BEGIN Data for this exercise

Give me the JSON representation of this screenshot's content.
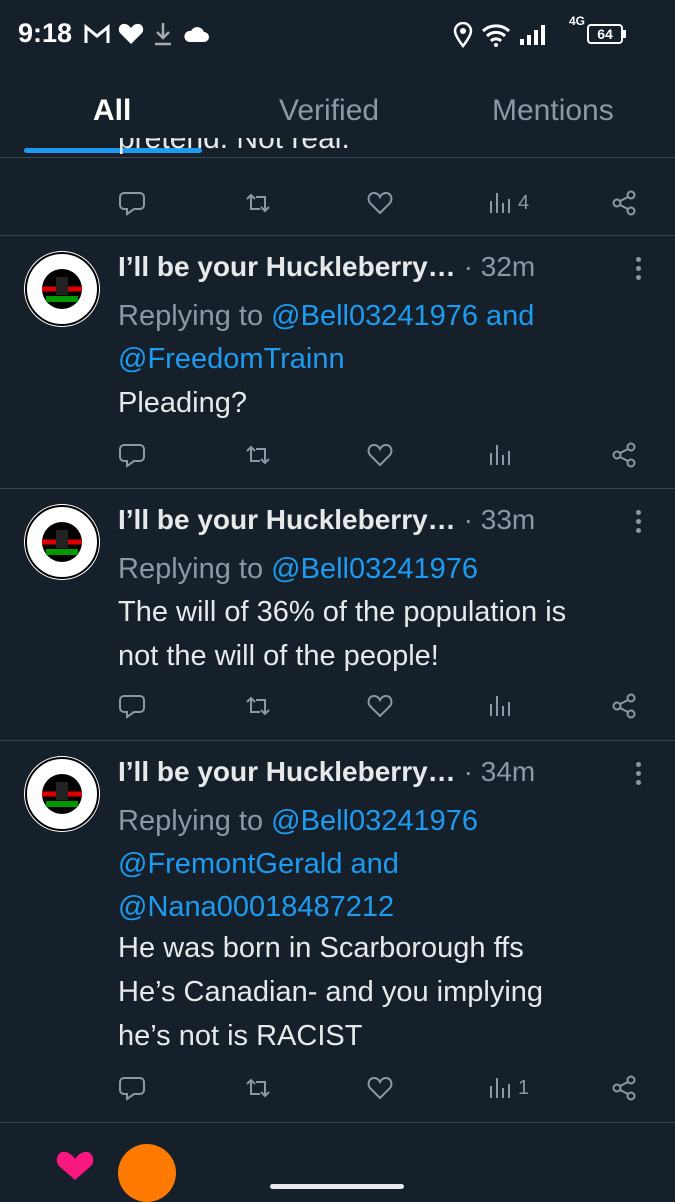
{
  "status_bar": {
    "time": "9:18",
    "network": "4G",
    "battery": "64"
  },
  "tabs": [
    {
      "label": "All",
      "active": true
    },
    {
      "label": "Verified",
      "active": false
    },
    {
      "label": "Mentions",
      "active": false
    }
  ],
  "previous_tweet": {
    "clipped_text": "pretend. Not real.",
    "views": "4"
  },
  "tweets": [
    {
      "author": "I’ll be your Huckleberry…",
      "time": "· 32m",
      "replying_prefix": "Replying to",
      "mention1": "@Bell03241976",
      "joiner": "and",
      "mention2": "@FreedomTrainn",
      "mention3": "",
      "body": "Pleading?",
      "views": ""
    },
    {
      "author": "I’ll be your Huckleberry…",
      "time": "· 33m",
      "replying_prefix": "Replying to",
      "mention1": "@Bell03241976",
      "body_line1": "The will of 36% of the population is",
      "body_line2": "not the will of the people!",
      "views": ""
    },
    {
      "author": "I’ll be your Huckleberry…",
      "time": "· 34m",
      "replying_prefix": "Replying to",
      "mention1": "@Bell03241976",
      "mention2": "@FremontGerald",
      "joiner": "and",
      "mention3": "@Nana00018487212",
      "body_line1": "He was born in Scarborough ffs",
      "body_line2": "He’s Canadian- and you implying",
      "body_line3": "he’s not is RACIST",
      "views": "1"
    }
  ],
  "colors": {
    "background": "#15202b",
    "accent": "#1d9bf0",
    "muted": "#8b98a5",
    "text": "#e7e9ea"
  },
  "icons": [
    "gmail-icon",
    "heart-icon",
    "download-icon",
    "cloud-icon",
    "location-icon",
    "wifi-icon",
    "signal-icon",
    "battery-icon",
    "reply-icon",
    "retweet-icon",
    "like-icon",
    "views-icon",
    "share-icon",
    "more-icon"
  ]
}
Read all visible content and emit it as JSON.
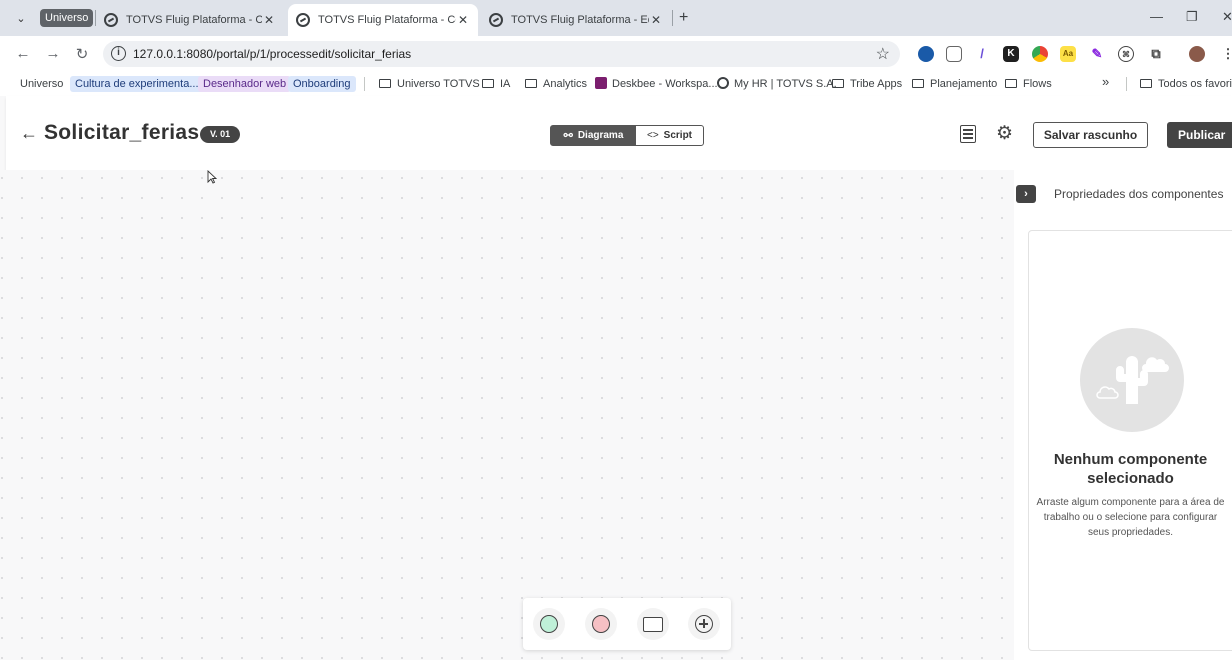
{
  "browser": {
    "tab_group_label": "Universo",
    "tabs": [
      {
        "title": "TOTVS Fluig Plataforma - Config"
      },
      {
        "title": "TOTVS Fluig Plataforma - Config"
      },
      {
        "title": "TOTVS Fluig Plataforma - Edição"
      }
    ],
    "address": "127.0.0.1:8080/portal/p/1/processedit/solicitar_ferias",
    "bookmarks": {
      "universo": "Universo",
      "cultura": "Cultura de experimenta...",
      "desenhador": "Desenhador web",
      "onboarding": "Onboarding",
      "universo_totvs": "Universo TOTVS",
      "ia": "IA",
      "analytics": "Analytics",
      "deskbee": "Deskbee - Workspa...",
      "myhr": "My HR | TOTVS S.A.",
      "tribe": "Tribe Apps",
      "planejamento": "Planejamento",
      "flows": "Flows",
      "more": "»",
      "all": "Todos os favoritos"
    }
  },
  "header": {
    "title": "Solicitar_ferias",
    "version": "V. 01",
    "mode_diagram": "Diagrama",
    "mode_script": "Script",
    "save_draft": "Salvar rascunho",
    "publish": "Publicar"
  },
  "panel": {
    "title": "Propriedades dos componentes",
    "empty_title": "Nenhum componente selecionado",
    "empty_desc": "Arraste algum componente para a área de trabalho ou o selecione para configurar seus propriedades."
  },
  "palette": [
    "start-event",
    "end-event",
    "task",
    "gateway"
  ],
  "colors": {
    "start_event": "#bff0d8",
    "end_event": "#f6c0c4",
    "accent_dark": "#444444"
  }
}
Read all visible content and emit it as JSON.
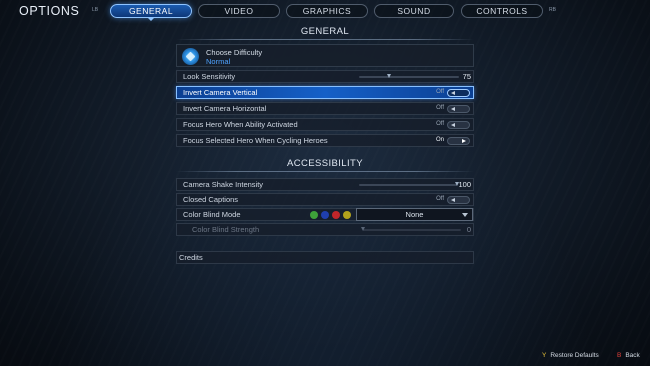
{
  "header": {
    "title": "OPTIONS",
    "left_bumper": "LB",
    "right_bumper": "RB",
    "tabs": [
      {
        "label": "GENERAL",
        "active": true
      },
      {
        "label": "VIDEO",
        "active": false
      },
      {
        "label": "GRAPHICS",
        "active": false
      },
      {
        "label": "SOUND",
        "active": false
      },
      {
        "label": "CONTROLS",
        "active": false
      }
    ]
  },
  "general": {
    "heading": "GENERAL",
    "difficulty": {
      "title": "Choose Difficulty",
      "value": "Normal"
    },
    "look_sensitivity": {
      "label": "Look Sensitivity",
      "value": "75",
      "fraction": 0.3
    },
    "invert_vertical": {
      "label": "Invert Camera Vertical",
      "state": "Off"
    },
    "invert_horizontal": {
      "label": "Invert Camera Horizontal",
      "state": "Off"
    },
    "focus_hero": {
      "label": "Focus Hero When Ability Activated",
      "state": "Off"
    },
    "focus_selected": {
      "label": "Focus Selected Hero When Cycling Heroes",
      "state": "On"
    }
  },
  "accessibility": {
    "heading": "ACCESSIBILITY",
    "camera_shake": {
      "label": "Camera Shake Intensity",
      "value": "100",
      "fraction": 1.0
    },
    "closed_captions": {
      "label": "Closed Captions",
      "state": "Off"
    },
    "color_blind_mode": {
      "label": "Color Blind Mode",
      "value": "None",
      "swatches": [
        "#3ea33a",
        "#1f3fb0",
        "#c1262a",
        "#b3a31c"
      ]
    },
    "color_blind_strength": {
      "label": "Color Blind Strength",
      "value": "0",
      "fraction": 0.0
    }
  },
  "credits": {
    "label": "Credits"
  },
  "footer": {
    "restore": {
      "glyph": "Y",
      "label": "Restore Defaults",
      "color": "#e8c33a"
    },
    "back": {
      "glyph": "B",
      "label": "Back",
      "color": "#e2403a"
    }
  },
  "theme": {
    "accent": "#1560c8",
    "highlight": "#88c0ff",
    "difficulty_text": "#4fa3ff"
  }
}
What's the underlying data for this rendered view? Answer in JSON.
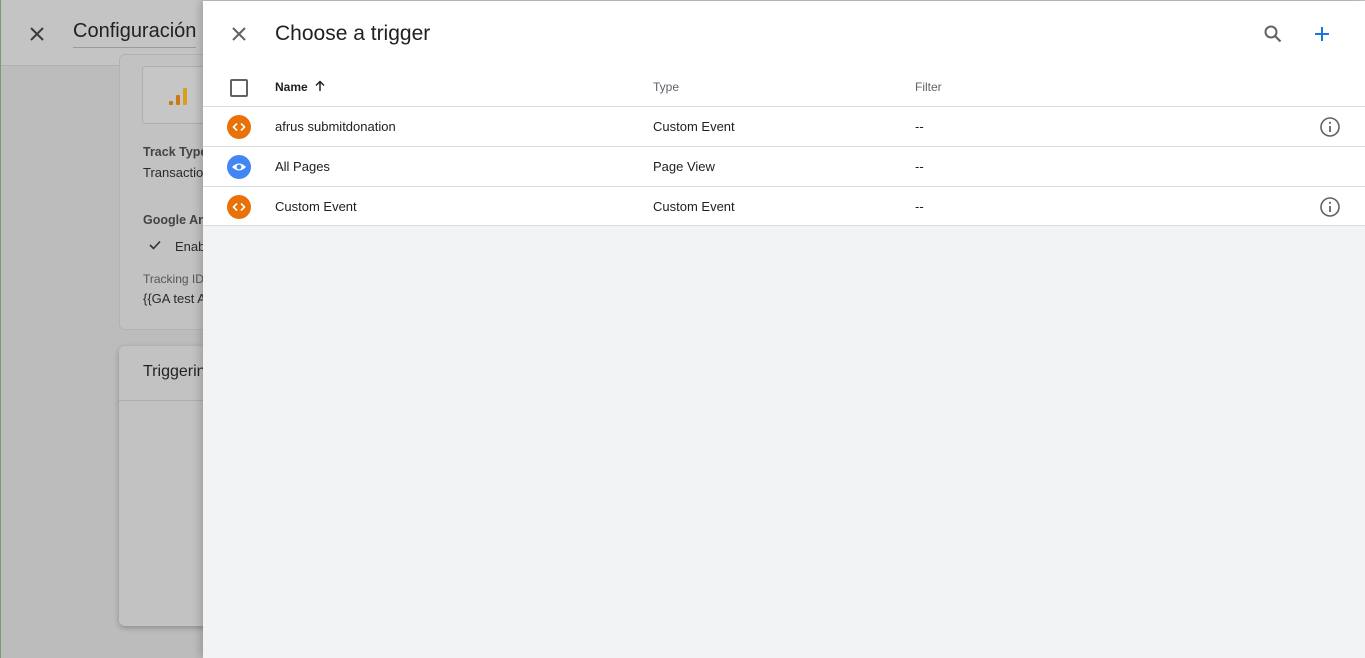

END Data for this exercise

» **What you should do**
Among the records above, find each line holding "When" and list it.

» **Answer box**
      "label": "Focus Hero When Ability Activated",
      "label": "Focus Selected Hero When Cycling Heroes",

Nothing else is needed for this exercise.